In anatomy textbooks, the acromioclavicular ligament has been depicted as running nearly vertical to the acromioclavicular joint surface. Meanwhile, some biomechanical studies have demonstrated that the acromioclavicular ligament is the primary stabilizer which prevents posterior translation of the clavicle, but not anterior translation. We hypothesize that the acromioclavicular ligament may have a yet unknown structure that mainly affects constraints against the posterior translation of the clavicle. The objective of the present study was to investigate the morphology of the acromioclavicular ligament related to its functional role.
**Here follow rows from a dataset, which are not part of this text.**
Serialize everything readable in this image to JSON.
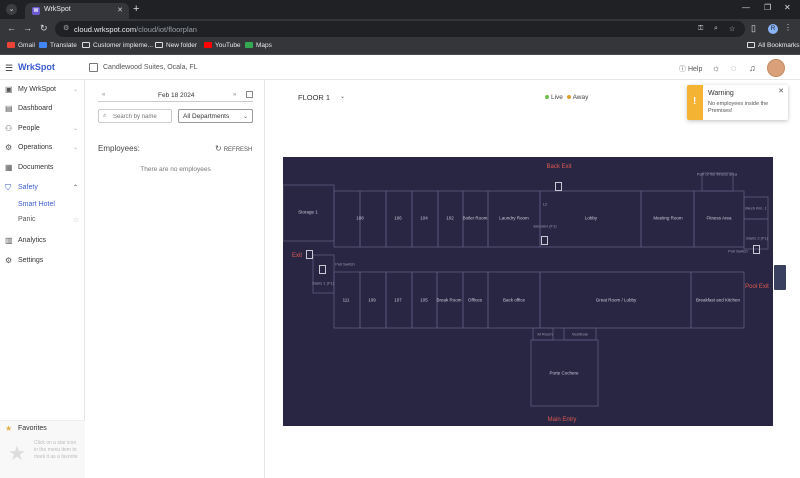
{
  "browser": {
    "tab_title": "WrkSpot",
    "tab_favicon": "W",
    "url_host": "cloud.wrkspot.com",
    "url_path": "/cloud/iot/floorplan",
    "profile_initial": "R",
    "bookmarks": [
      "Gmail",
      "Translate",
      "Customer impleme...",
      "New folder",
      "YouTube",
      "Maps"
    ],
    "all_bookmarks": "All Bookmarks"
  },
  "header": {
    "logo": "WrkSpot",
    "site_name": "Candlewood Suites, Ocala, FL",
    "help": "Help"
  },
  "sidebar": {
    "items": [
      {
        "label": "My WrkSpot",
        "icon": "building-icon"
      },
      {
        "label": "Dashboard",
        "icon": "dashboard-icon"
      },
      {
        "label": "People",
        "icon": "people-icon"
      },
      {
        "label": "Operations",
        "icon": "operations-icon"
      },
      {
        "label": "Documents",
        "icon": "documents-icon"
      },
      {
        "label": "Safety",
        "icon": "shield-icon"
      },
      {
        "label": "Analytics",
        "icon": "analytics-icon"
      },
      {
        "label": "Settings",
        "icon": "gear-icon"
      }
    ],
    "safety_sub": [
      "Smart Hotel",
      "Panic"
    ],
    "favorites_title": "Favorites",
    "favorites_hint": "Click on a star icon in the menu item to mark it as a favorite"
  },
  "employees": {
    "date": "Feb 18 2024",
    "search_placeholder": "Search by name",
    "department": "All Departments",
    "title": "Employees:",
    "refresh": "REFRESH",
    "empty": "There are no employees"
  },
  "floor": {
    "selector": "FLOOR 1",
    "legend_live": "Live",
    "legend_away": "Away",
    "warning_title": "Warning",
    "warning_message": "No employees inside the Premises!",
    "rooms": {
      "storage": "Storage 1",
      "r108": "108",
      "r106": "106",
      "r104": "104",
      "r102": "102",
      "boiler": "Boiler Room",
      "laundry": "Laundry Room",
      "elevator": "Elevator (F1)",
      "l2": "L2",
      "lobby": "Lobby",
      "meeting": "Meeting Room",
      "fitness": "Fitness Area",
      "mech": "Mech Rm. 1",
      "stairs2": "Stairs 2 (F1)",
      "stairs1": "Stairs 1 (F1)",
      "r111": "111",
      "r109": "109",
      "r107": "107",
      "r105": "105",
      "break": "Break Room",
      "offices": "Offices",
      "back_office": "Back office",
      "great_room": "Great Room / Lobby",
      "breakfast": "Breakfast and Kitchen",
      "m_room": "M Room",
      "vestibule": "Vestibule",
      "porte": "Porte Cochere",
      "pull1": "Pull Switch",
      "pull2": "Pull Switch",
      "fitness_part": "Part of the fitness area"
    },
    "exits": {
      "back": "Back Exit",
      "left": "Exit",
      "pool": "Pool Exit",
      "main": "Main Entry"
    }
  }
}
We observed 20 shoulder girdles from 11 cadavers (6 males and 5 females; average age 84.1 years) which were donated to the department of anatomy. They were fixed in 8% formalin, and then preserved in 30% alcohol. Two specimens were excluded because of prior dissection. The shoulder girdles were extracted en bloc, and the muscles were detached from the shoulder girdle. We macroscopically examined the morphology of the acromioclavicular ligament after removal of the connective tissues overlying the acromioclavicular ligament and joint capsule. In addition, we classified the acromioclavicular ligament according to dimensions of the joint capsule of the acromioclavicular joint in sagittal sections.
The acromioclavicular ligament was divided into posterior and anterior bundles which were completely independent of each other. The well-developed posterior bundle ran obliquely from the anterior part of the acromion to the posterior part of the lateral clavicle. At the clavicular side, the attachment of the posterior bundle spread from the superior to inferior surface of the lateral clavicle. In comparison, the anterior bundle was thin and narrow; it could be categorized into three types according to its configuration. The posterior and anterior bundles could be easily separated from each other and from the capsule of the acromioclavicular joint.
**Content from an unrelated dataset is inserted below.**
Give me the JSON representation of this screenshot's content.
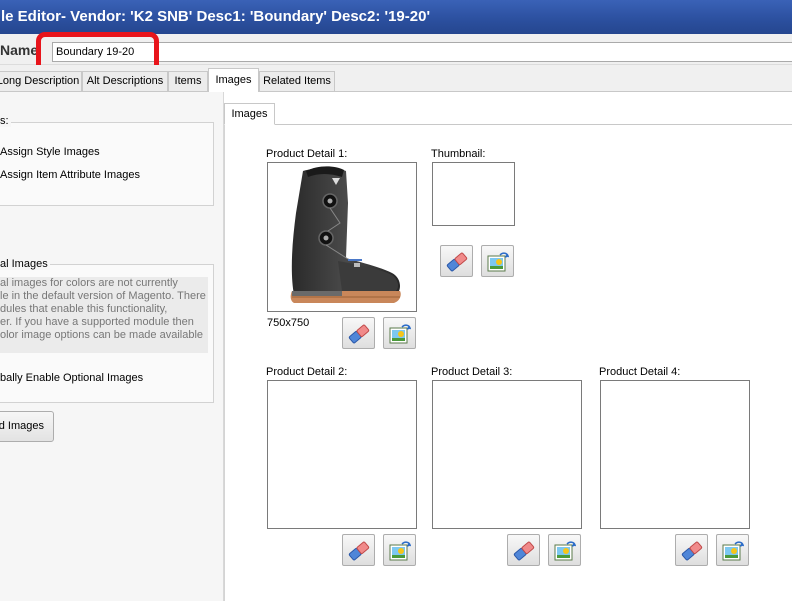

As for clinical implications, the anatomical findings in the present study could be a clue to facilitate improved design of the surgical technique for the dislocation of the acromioclavicular joint. To date, there are many candidates for the treatment of acromioclavicular joint disruption, such as the acromioclavicular fixation, coracoclavicular fixation, and the coracoclavicular ligament reconstruction. Though the common aim of the treatment has been focused on reconstruction of the coracoclavicular ligament, and not the acromioclavicular ligament, the coracoclavicular ligament might only contribute to the supero-inferior stabilization. In other words, there may be residual instability in the antero-posterior direction with only coracoclavicular reconstruction. Based on the anatomic findings of the current study, particularly those of the posterior bundle, the anatomic reconstruction of the acromioclavicular ligament could facilitate the improved outcome in the treatment for acromioclavicular joint disruption.
The acromioclavicular ligament was divided into well-developed posterior and poorly developed anterior bundles. The posterior bundle ran posteriorly toward the lateral clavicle from the acromion. Taking into account the course of the posterior bundle, the acromioclavicular ligament may be the primary stabilizer which prevents posterior translation of the clavicle.